PROBLEM STATEMENT =>
Every entry must reappear in your answer exactly as written, though its pictures must not.

RECORDS PROVIDED =>
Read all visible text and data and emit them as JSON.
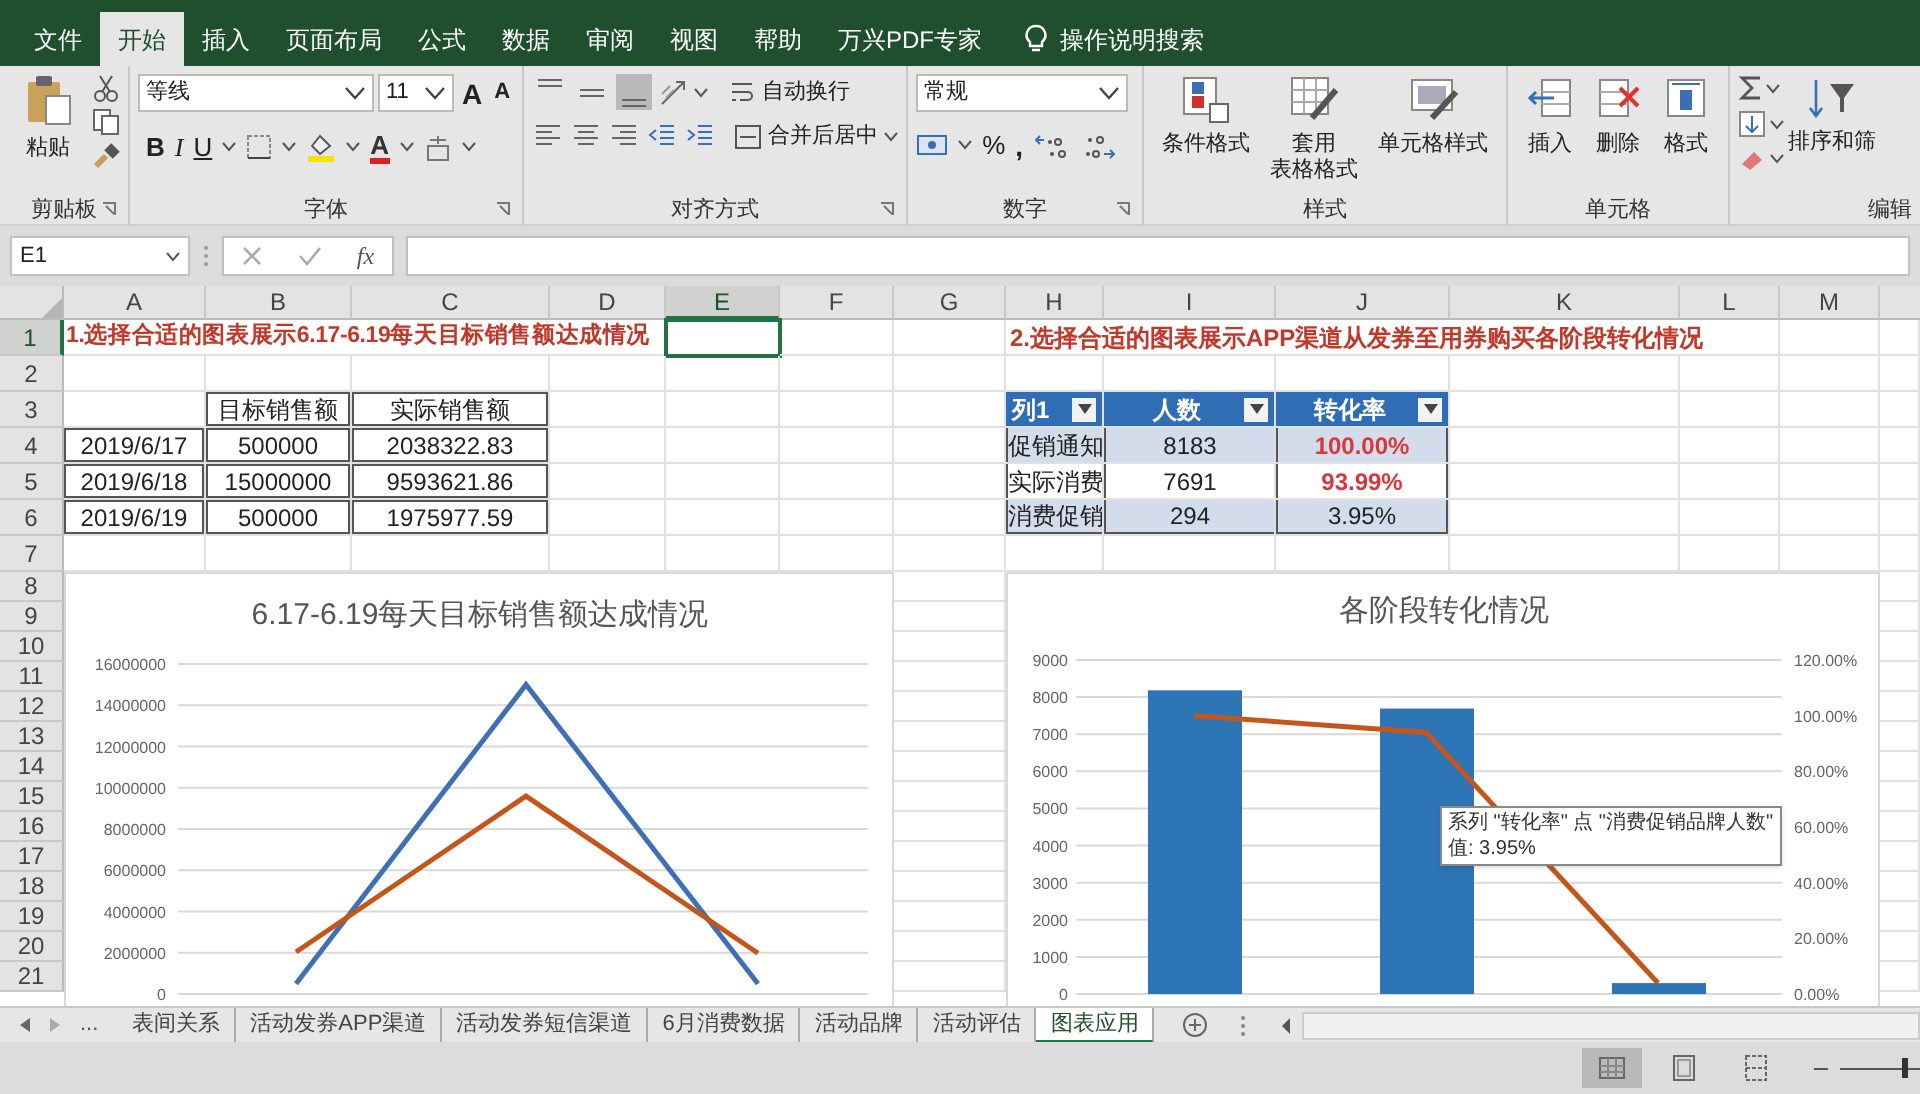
{
  "menu_tabs": [
    {
      "label": "文件",
      "selected": false
    },
    {
      "label": "开始",
      "selected": true
    },
    {
      "label": "插入",
      "selected": false
    },
    {
      "label": "页面布局",
      "selected": false
    },
    {
      "label": "公式",
      "selected": false
    },
    {
      "label": "数据",
      "selected": false
    },
    {
      "label": "审阅",
      "selected": false
    },
    {
      "label": "视图",
      "selected": false
    },
    {
      "label": "帮助",
      "selected": false
    },
    {
      "label": "万兴PDF专家",
      "selected": false
    }
  ],
  "tell_me": "操作说明搜索",
  "ribbon": {
    "clipboard": {
      "label": "剪贴板",
      "paste": "粘贴"
    },
    "font": {
      "label": "字体",
      "font_name": "等线",
      "font_size": "11",
      "grow": "A",
      "shrink": "A",
      "styles": [
        "B",
        "I",
        "U"
      ],
      "font_color": "A"
    },
    "alignment": {
      "label": "对齐方式",
      "vertical_align": [
        {
          "selected": false
        },
        {
          "selected": false
        },
        {
          "selected": true
        }
      ],
      "wrap_text": "自动换行",
      "merge_center": "合并后居中"
    },
    "number": {
      "label": "数字",
      "format": "常规",
      "symbols": [
        "%",
        ","
      ]
    },
    "styles": {
      "label": "样式",
      "buttons": [
        {
          "lines": [
            "条件格式"
          ]
        },
        {
          "lines": [
            "套用",
            "表格格式"
          ]
        },
        {
          "lines": [
            "单元格样式"
          ]
        }
      ]
    },
    "cells": {
      "label": "单元格",
      "buttons": [
        "插入",
        "删除",
        "格式"
      ]
    },
    "editing": {
      "label": "编辑",
      "sort_filter": "排序和筛"
    }
  },
  "formula_bar": {
    "name_box": "E1",
    "fx": "fx"
  },
  "sheet": {
    "columns": [
      {
        "label": "A",
        "selected": false
      },
      {
        "label": "B",
        "selected": false
      },
      {
        "label": "C",
        "selected": false
      },
      {
        "label": "D",
        "selected": false
      },
      {
        "label": "E",
        "selected": true
      },
      {
        "label": "F",
        "selected": false
      },
      {
        "label": "G",
        "selected": false
      },
      {
        "label": "H",
        "selected": false
      },
      {
        "label": "I",
        "selected": false
      },
      {
        "label": "J",
        "selected": false
      },
      {
        "label": "K",
        "selected": false
      },
      {
        "label": "L",
        "selected": false
      },
      {
        "label": "M",
        "selected": false
      }
    ],
    "rows": [
      {
        "label": "1",
        "selected": true
      },
      {
        "label": "2",
        "selected": false
      },
      {
        "label": "3",
        "selected": false
      },
      {
        "label": "4",
        "selected": false
      },
      {
        "label": "5",
        "selected": false
      },
      {
        "label": "6",
        "selected": false
      },
      {
        "label": "7",
        "selected": false
      },
      {
        "label": "8",
        "selected": false
      },
      {
        "label": "9",
        "selected": false
      },
      {
        "label": "10",
        "selected": false
      },
      {
        "label": "11",
        "selected": false
      },
      {
        "label": "12",
        "selected": false
      },
      {
        "label": "13",
        "selected": false
      },
      {
        "label": "14",
        "selected": false
      },
      {
        "label": "15",
        "selected": false
      },
      {
        "label": "16",
        "selected": false
      },
      {
        "label": "17",
        "selected": false
      },
      {
        "label": "18",
        "selected": false
      },
      {
        "label": "19",
        "selected": false
      },
      {
        "label": "20",
        "selected": false
      },
      {
        "label": "21",
        "selected": false
      }
    ]
  },
  "task_1": {
    "title": "1.选择合适的图表展示6.17-6.19每天目标销售额达成情况",
    "table": {
      "columns": [
        "目标销售额",
        "实际销售额"
      ],
      "rows": [
        {
          "date": "2019/6/17",
          "target": "500000",
          "actual": "2038322.83"
        },
        {
          "date": "2019/6/18",
          "target": "15000000",
          "actual": "9593621.86"
        },
        {
          "date": "2019/6/19",
          "target": "500000",
          "actual": "1975977.59"
        }
      ]
    },
    "chart_data": {
      "type": "line",
      "title": "6.17-6.19每天目标销售额达成情况",
      "grid": true,
      "ylim": [
        0,
        16000000
      ],
      "yticks": [
        0,
        2000000,
        4000000,
        6000000,
        8000000,
        10000000,
        12000000,
        14000000,
        16000000
      ],
      "series": [
        {
          "color": "#3f6fb5",
          "values": [
            500000,
            15000000,
            500000
          ]
        },
        {
          "color": "#c5561b",
          "values": [
            2038322.83,
            9593621.86,
            1975977.59
          ]
        }
      ]
    }
  },
  "task_2": {
    "title": "2.选择合适的图表展示APP渠道从发券至用券购买各阶段转化情况",
    "table": {
      "columns": [
        "列1",
        "人数",
        "转化率"
      ],
      "rows": [
        {
          "stage": "促销通知",
          "count": "8183",
          "rate": "100.00%",
          "highlight": true
        },
        {
          "stage": "实际消费",
          "count": "7691",
          "rate": "93.99%",
          "highlight": true
        },
        {
          "stage": "消费促销",
          "count": "294",
          "rate": "3.95%",
          "highlight": false
        }
      ]
    },
    "chart_data": {
      "type": "bar",
      "title": "各阶段转化情况",
      "grid": true,
      "ylim": [
        0,
        9000
      ],
      "y2lim": [
        0,
        1.2
      ],
      "yticks": [
        0,
        1000,
        2000,
        3000,
        4000,
        5000,
        6000,
        7000,
        8000,
        9000
      ],
      "y2ticks": [
        {
          "value": 0,
          "label": "0.00%"
        },
        {
          "value": 0.2,
          "label": "20.00%"
        },
        {
          "value": 0.4,
          "label": "40.00%"
        },
        {
          "value": 0.6,
          "label": "60.00%"
        },
        {
          "value": 0.8,
          "label": "80.00%"
        },
        {
          "value": 1,
          "label": "100.00%"
        },
        {
          "value": 1.2,
          "label": "120.00%"
        }
      ],
      "series": [
        {
          "type": "bar",
          "color": "#2e75b6",
          "values": [
            8183,
            7691,
            294
          ]
        },
        {
          "type": "line",
          "axis": "y2",
          "color": "#c5561b",
          "values": [
            1,
            0.9399,
            0.0395
          ]
        }
      ]
    },
    "tooltip": [
      "系列 \"转化率\" 点 \"消费促销品牌人数\"",
      "值: 3.95%"
    ]
  },
  "sheet_tabs": {
    "more": "...",
    "tabs": [
      {
        "label": "表间关系",
        "selected": false
      },
      {
        "label": "活动发券APP渠道",
        "selected": false
      },
      {
        "label": "活动发券短信渠道",
        "selected": false
      },
      {
        "label": "6月消费数据",
        "selected": false
      },
      {
        "label": "活动品牌",
        "selected": false
      },
      {
        "label": "活动评估",
        "selected": false
      },
      {
        "label": "图表应用",
        "selected": true
      }
    ]
  },
  "status_bar": {
    "views": [
      {
        "selected": true
      },
      {
        "selected": false
      },
      {
        "selected": false
      }
    ],
    "zoom": {
      "level": 0.85
    }
  }
}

THE ANSWER =>
Read all visible text and data and emit them as JSON.
{
  "menu_tabs": [
    {
      "label": "文件",
      "selected": false
    },
    {
      "label": "开始",
      "selected": true
    },
    {
      "label": "插入",
      "selected": false
    },
    {
      "label": "页面布局",
      "selected": false
    },
    {
      "label": "公式",
      "selected": false
    },
    {
      "label": "数据",
      "selected": false
    },
    {
      "label": "审阅",
      "selected": false
    },
    {
      "label": "视图",
      "selected": false
    },
    {
      "label": "帮助",
      "selected": false
    },
    {
      "label": "万兴PDF专家",
      "selected": false
    }
  ],
  "tell_me": "操作说明搜索",
  "ribbon": {
    "clipboard": {
      "label": "剪贴板",
      "paste": "粘贴"
    },
    "font": {
      "label": "字体",
      "font_name": "等线",
      "font_size": "11",
      "grow": "A",
      "shrink": "A",
      "styles": [
        "B",
        "I",
        "U"
      ],
      "font_color": "A"
    },
    "alignment": {
      "label": "对齐方式",
      "vertical_align": [
        {
          "selected": false
        },
        {
          "selected": false
        },
        {
          "selected": true
        }
      ],
      "wrap_text": "自动换行",
      "merge_center": "合并后居中"
    },
    "number": {
      "label": "数字",
      "format": "常规",
      "symbols": [
        "%",
        ","
      ]
    },
    "styles": {
      "label": "样式",
      "buttons": [
        {
          "lines": [
            "条件格式"
          ]
        },
        {
          "lines": [
            "套用",
            "表格格式"
          ]
        },
        {
          "lines": [
            "单元格样式"
          ]
        }
      ]
    },
    "cells": {
      "label": "单元格",
      "buttons": [
        "插入",
        "删除",
        "格式"
      ]
    },
    "editing": {
      "label": "编辑",
      "sort_filter": "排序和筛"
    }
  },
  "formula_bar": {
    "name_box": "E1",
    "fx": "fx"
  },
  "sheet": {
    "columns": [
      {
        "label": "A",
        "selected": false
      },
      {
        "label": "B",
        "selected": false
      },
      {
        "label": "C",
        "selected": false
      },
      {
        "label": "D",
        "selected": false
      },
      {
        "label": "E",
        "selected": true
      },
      {
        "label": "F",
        "selected": false
      },
      {
        "label": "G",
        "selected": false
      },
      {
        "label": "H",
        "selected": false
      },
      {
        "label": "I",
        "selected": false
      },
      {
        "label": "J",
        "selected": false
      },
      {
        "label": "K",
        "selected": false
      },
      {
        "label": "L",
        "selected": false
      },
      {
        "label": "M",
        "selected": false
      }
    ],
    "rows": [
      {
        "label": "1",
        "selected": true
      },
      {
        "label": "2",
        "selected": false
      },
      {
        "label": "3",
        "selected": false
      },
      {
        "label": "4",
        "selected": false
      },
      {
        "label": "5",
        "selected": false
      },
      {
        "label": "6",
        "selected": false
      },
      {
        "label": "7",
        "selected": false
      },
      {
        "label": "8",
        "selected": false
      },
      {
        "label": "9",
        "selected": false
      },
      {
        "label": "10",
        "selected": false
      },
      {
        "label": "11",
        "selected": false
      },
      {
        "label": "12",
        "selected": false
      },
      {
        "label": "13",
        "selected": false
      },
      {
        "label": "14",
        "selected": false
      },
      {
        "label": "15",
        "selected": false
      },
      {
        "label": "16",
        "selected": false
      },
      {
        "label": "17",
        "selected": false
      },
      {
        "label": "18",
        "selected": false
      },
      {
        "label": "19",
        "selected": false
      },
      {
        "label": "20",
        "selected": false
      },
      {
        "label": "21",
        "selected": false
      }
    ]
  },
  "task_1": {
    "title": "1.选择合适的图表展示6.17-6.19每天目标销售额达成情况",
    "table": {
      "columns": [
        "目标销售额",
        "实际销售额"
      ],
      "rows": [
        {
          "date": "2019/6/17",
          "target": "500000",
          "actual": "2038322.83"
        },
        {
          "date": "2019/6/18",
          "target": "15000000",
          "actual": "9593621.86"
        },
        {
          "date": "2019/6/19",
          "target": "500000",
          "actual": "1975977.59"
        }
      ]
    },
    "chart_data": {
      "type": "line",
      "title": "6.17-6.19每天目标销售额达成情况",
      "grid": true,
      "ylim": [
        0,
        16000000
      ],
      "yticks": [
        0,
        2000000,
        4000000,
        6000000,
        8000000,
        10000000,
        12000000,
        14000000,
        16000000
      ],
      "series": [
        {
          "color": "#3f6fb5",
          "values": [
            500000,
            15000000,
            500000
          ]
        },
        {
          "color": "#c5561b",
          "values": [
            2038322.83,
            9593621.86,
            1975977.59
          ]
        }
      ]
    }
  },
  "task_2": {
    "title": "2.选择合适的图表展示APP渠道从发券至用券购买各阶段转化情况",
    "table": {
      "columns": [
        "列1",
        "人数",
        "转化率"
      ],
      "rows": [
        {
          "stage": "促销通知",
          "count": "8183",
          "rate": "100.00%",
          "highlight": true
        },
        {
          "stage": "实际消费",
          "count": "7691",
          "rate": "93.99%",
          "highlight": true
        },
        {
          "stage": "消费促销",
          "count": "294",
          "rate": "3.95%",
          "highlight": false
        }
      ]
    },
    "chart_data": {
      "type": "bar",
      "title": "各阶段转化情况",
      "grid": true,
      "ylim": [
        0,
        9000
      ],
      "y2lim": [
        0,
        1.2
      ],
      "yticks": [
        0,
        1000,
        2000,
        3000,
        4000,
        5000,
        6000,
        7000,
        8000,
        9000
      ],
      "y2ticks": [
        {
          "value": 0,
          "label": "0.00%"
        },
        {
          "value": 0.2,
          "label": "20.00%"
        },
        {
          "value": 0.4,
          "label": "40.00%"
        },
        {
          "value": 0.6,
          "label": "60.00%"
        },
        {
          "value": 0.8,
          "label": "80.00%"
        },
        {
          "value": 1,
          "label": "100.00%"
        },
        {
          "value": 1.2,
          "label": "120.00%"
        }
      ],
      "series": [
        {
          "type": "bar",
          "color": "#2e75b6",
          "values": [
            8183,
            7691,
            294
          ]
        },
        {
          "type": "line",
          "axis": "y2",
          "color": "#c5561b",
          "values": [
            1,
            0.9399,
            0.0395
          ]
        }
      ]
    },
    "tooltip": [
      "系列 \"转化率\" 点 \"消费促销品牌人数\"",
      "值: 3.95%"
    ]
  },
  "sheet_tabs": {
    "more": "...",
    "tabs": [
      {
        "label": "表间关系",
        "selected": false
      },
      {
        "label": "活动发券APP渠道",
        "selected": false
      },
      {
        "label": "活动发券短信渠道",
        "selected": false
      },
      {
        "label": "6月消费数据",
        "selected": false
      },
      {
        "label": "活动品牌",
        "selected": false
      },
      {
        "label": "活动评估",
        "selected": false
      },
      {
        "label": "图表应用",
        "selected": true
      }
    ]
  },
  "status_bar": {
    "views": [
      {
        "selected": true
      },
      {
        "selected": false
      },
      {
        "selected": false
      }
    ],
    "zoom": {
      "level": 0.85
    }
  }
}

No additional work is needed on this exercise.